Take this into the business world, and a user can have access to many technical areas on servers all over the place:
- Web applications
- Secure FTP areas
- Personal computers
- Mainframe applications
User authentication is extremely important to make sure the right people can conveniently access their systems and services, while preventing unauthorised exploitation.
Companies may choose to give their users a generic user ID that can be used for all of their systems. General public websites often ask users to use their email addresses as user ID's. This puts increased importance on the security of the password for each system. We can use Entropy (my favourite nerd term) to measure of the effectiveness of a password.
Entropy is the level of disorganisation within a collection of related objects or components of a system. So in a password situation, Entropy is used to measure the level of unpredictability between each character of a password. The higher the entropy, the more secure your password is.
There are a few different ways to find out the correct password:
- Social engineering (misleading you into divulging your password)
- Brute force
Guesswork involves using knowledge of popular passwords, like '1234', 'admin', '9999' etc.

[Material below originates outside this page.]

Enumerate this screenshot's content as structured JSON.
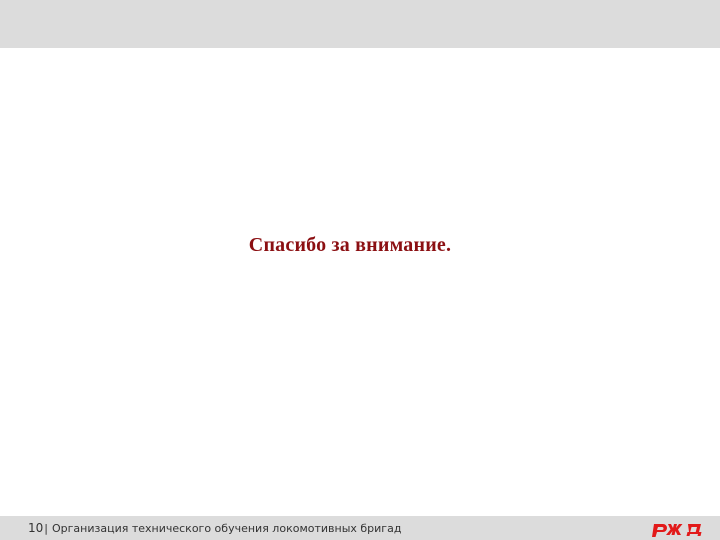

Brute force involves the use of a piece of software that bombards the application with multiple passwords until it finally hits the correct one. So the higher the Entropy of your password, the longer it will take for the program to discover your password.
There are many precautions we can take to secure our information from hackers, governments and thieves. This is the first in a number of articles in which I intent to raise awareness of information security for the normal user, and why we all need to be vigilant in the workplace.